Percussivity said...

And the battle of the bewilderingly complex beverages begins... and my work here is complete. I think I shall sit back and enjoy a Sprite which has only 4 flavor components... the bubbilitude, the sweetness, the finish and the after-belch bouquet.

The Irascible Neufonzola said...

A lot of people discount the after-belch bouquet; there are the "spitters" that when judging lemon-lime sodas simply nose the glass and swish a small amount around in their mouth, but since they don't actually swallow the taste sample, they miss out on the unique variations inherent in the after-belch bouquet.

I find 7-Up a trifle heavy on blancmange, aniseed, and horsehide in the nose, covering up the more subtle aspects of lavender and acetone that make it so unique. However, Sprite seems much more balanced, marrying aromas of chamomile and plum pudding with a robust mouthfeel and an excellent, long lasting after-belch finish.

Percussivity said...

ROTFL!!!!

Hey man... your blog is getting cold!

grk said...

Wow. I forgot to tune in on Mike's leaning the other night. Esteemed Mr. Neufonzola, allow me to agree with your claims and observations in a less than scientific manner.
I shall comment not in the defense of coffee, but in light of it, and in the interest of the overall taste bud perception and comparison.

All shifting and morphing with origin, percentage and preparation, I wonder about the basic compounds and reactions that occur in the fundamental parts. Are we talking about sugars and starches here? What is the breakdown of all them barleys and malts and hops and such? I would agree beer has more complex components when combined together. Is that indeed what you are saying, good sir?

I am definitely interested in the difference in flavor profile between hops vs barley vs malts etc. Help me beer partisan, won't you? I know the difference in what I taste, however, I don't know what I am tasting.

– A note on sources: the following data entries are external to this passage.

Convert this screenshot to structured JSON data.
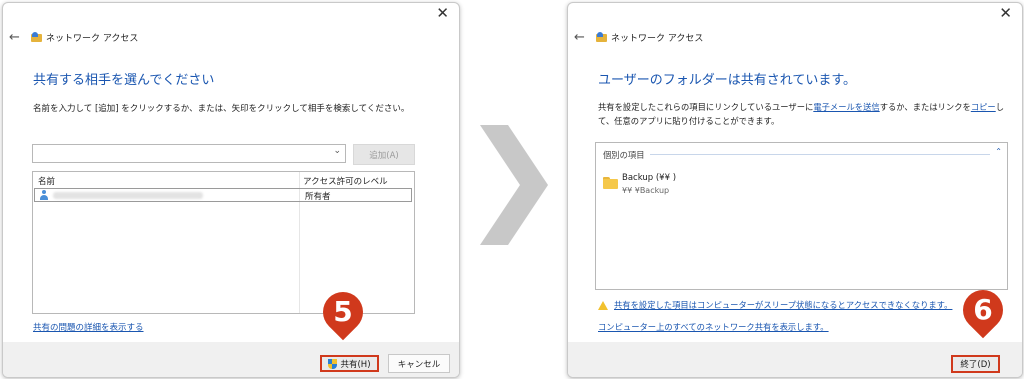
{
  "dialog1": {
    "title": "ネットワーク アクセス",
    "heading": "共有する相手を選んでください",
    "instruction": "名前を入力して [追加] をクリックするか、または、矢印をクリックして相手を検索してください。",
    "combo_value": "",
    "add_button": "追加(A)",
    "columns": [
      "名前",
      "アクセス許可のレベル"
    ],
    "rows": [
      {
        "permission": "所有者"
      }
    ],
    "help_link": "共有の問題の詳細を表示する",
    "share_button": "共有(H)",
    "cancel_button": "キャンセル",
    "step_marker": "5"
  },
  "dialog2": {
    "title": "ネットワーク アクセス",
    "heading": "ユーザーのフォルダーは共有されています。",
    "desc_part1": "共有を設定したこれらの項目にリンクしているユーザーに",
    "email_link": "電子メールを送信",
    "desc_part2": "するか、またはリンクを",
    "copy_link": "コピー",
    "desc_part3": "して、任意のアプリに貼り付けることができます。",
    "items_header": "個別の項目",
    "item_name": "Backup (¥¥         )",
    "item_path": "¥¥            ¥Backup",
    "warning_link": "共有を設定した項目はコンピューターがスリープ状態になるとアクセスできなくなります。",
    "all_shares_link": "コンピューター上のすべてのネットワーク共有を表示します。",
    "finish_button": "終了(D)",
    "step_marker": "6"
  },
  "colors": {
    "accent": "#1a56b0",
    "marker": "#d0391c",
    "chevron": "#c8c8c8"
  },
  "icons": [
    "close-icon",
    "back-arrow-icon",
    "network-folder-icon",
    "user-icon",
    "shield-icon",
    "folder-icon",
    "warning-icon",
    "chevron-right-icon"
  ]
}
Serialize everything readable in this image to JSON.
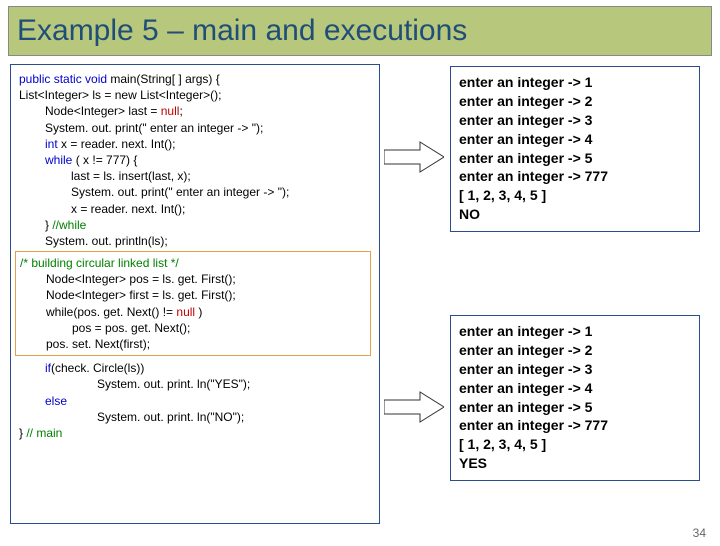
{
  "title": "Example 5 – main and executions",
  "code": {
    "l1a": "public static void",
    "l1b": " main(String[ ] args) {",
    "l2": "List<Integer>    ls = new List<Integer>();",
    "l3a": "Node<Integer>  last = ",
    "l3b": "null",
    "l3c": ";",
    "l4": "System. out. print(\" enter an integer -> \");",
    "l5a": "int",
    "l5b": " x = reader. next. Int();",
    "l6a": "while",
    "l6b": " ( x != 777) {",
    "l7": "last = ls. insert(last, x);",
    "l8": "System. out. print(\" enter an integer -> \");",
    "l9": "x = reader. next. Int();",
    "l10a": "} ",
    "l10b": "//while",
    "l11": "System. out. println(ls);",
    "h1": "/* building circular linked list */",
    "h2": "Node<Integer>  pos = ls. get. First();",
    "h3": "Node<Integer>  first = ls. get. First();",
    "h4a": "while(pos. get. Next() != ",
    "h4b": "null",
    "h4c": " )",
    "h5": "pos = pos. get. Next();",
    "h6": "pos. set. Next(first);",
    "l12a": "if",
    "l12b": "(check. Circle(ls))",
    "l13": "System. out. print. ln(\"YES\");",
    "l14": "else",
    "l15": "System. out. print. ln(\"NO\");",
    "l16a": "} ",
    "l16b": "// main"
  },
  "output1": {
    "l1": "enter an integer ->  1",
    "l2": "enter an integer ->  2",
    "l3": "enter an integer ->  3",
    "l4": "enter an integer ->  4",
    "l5": "enter an integer ->  5",
    "l6": "enter an integer ->  777",
    "l7": "[ 1, 2, 3, 4, 5 ]",
    "l8": "NO"
  },
  "output2": {
    "l1": "enter an integer ->  1",
    "l2": "enter an integer ->  2",
    "l3": "enter an integer ->  3",
    "l4": "enter an integer ->  4",
    "l5": "enter an integer ->  5",
    "l6": "enter an integer ->  777",
    "l7": "[ 1, 2, 3, 4, 5 ]",
    "l8": "YES"
  },
  "slide_number": "34"
}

Coffee and beer, can they be compared in complexity? Wine and coffee, I can see, for the major components are of similar DNA. But beer and coffee is not unlike comparing a piece of cheese having less complexitythan a bacon cheeseburger.

I am curious about the difference in the fore-mentioned components of beer. Can you help?

The Irascible Neufonzola said...

"But beer and coffee is not unlike comparing a piece of cheese having less complexity than a bacon cheeseburger."

That's probably a great way of putting it! Wine, cheese, and coffee have a relative purity about them, because they focus on a base ingredient, with its regional variations and subtle differences in process. Beer on the other hand is, as I have established in my excessively verbose manner, very complex. I've been brewing for about...lets see, 2.5 years, and I'm still learning about the science behind it. A winemaker has to have good soil and be a good tender of his vineyard, but once he harvests the grapes, his choices are pretty basic; crush the grapes, pitch some yeast, and leave the rest of the work to his single-celled sugar-digesting employees.

You could actually say the same thing about malt whisky...the process to making whisky in Scotland is all about the same. Barley malt dried over peat fires, mashed into a simple wort and fermented, then distilled twice and aged in oak barrels for a number of years. The process is basically the same in each of the distilleries throughout Scotland, but the styles are as unique and regional as the wine regions in France, and each distillery has their own flavour profile throughout their different bottlings. Irish whiskey varies in a few points (no peat fires, and it is typically triple distilled) but it is essentially the same process, but a very different style.

So with coffee, wine, and scotch, for example, the "recipe" is less important than subtle variations in ingredients and process, whereas in beer, recipe formulation is the key part. The former is like a steak, where it is what it is and the only things that set it apart is the quality of the beef and how exactly it is cooked, and the latter is like a shepherd's pie, where any number of ingredients can be used in a number of possible quantities, and a thousand different cooks may make theirs a thousand different ways. Ask a thousand different cooks to grill a steak medium rare, and you'll find some variation, sure, but a lot of those steaks will taste about the same.

(wonders how many more confusing metaphors I can throw in here)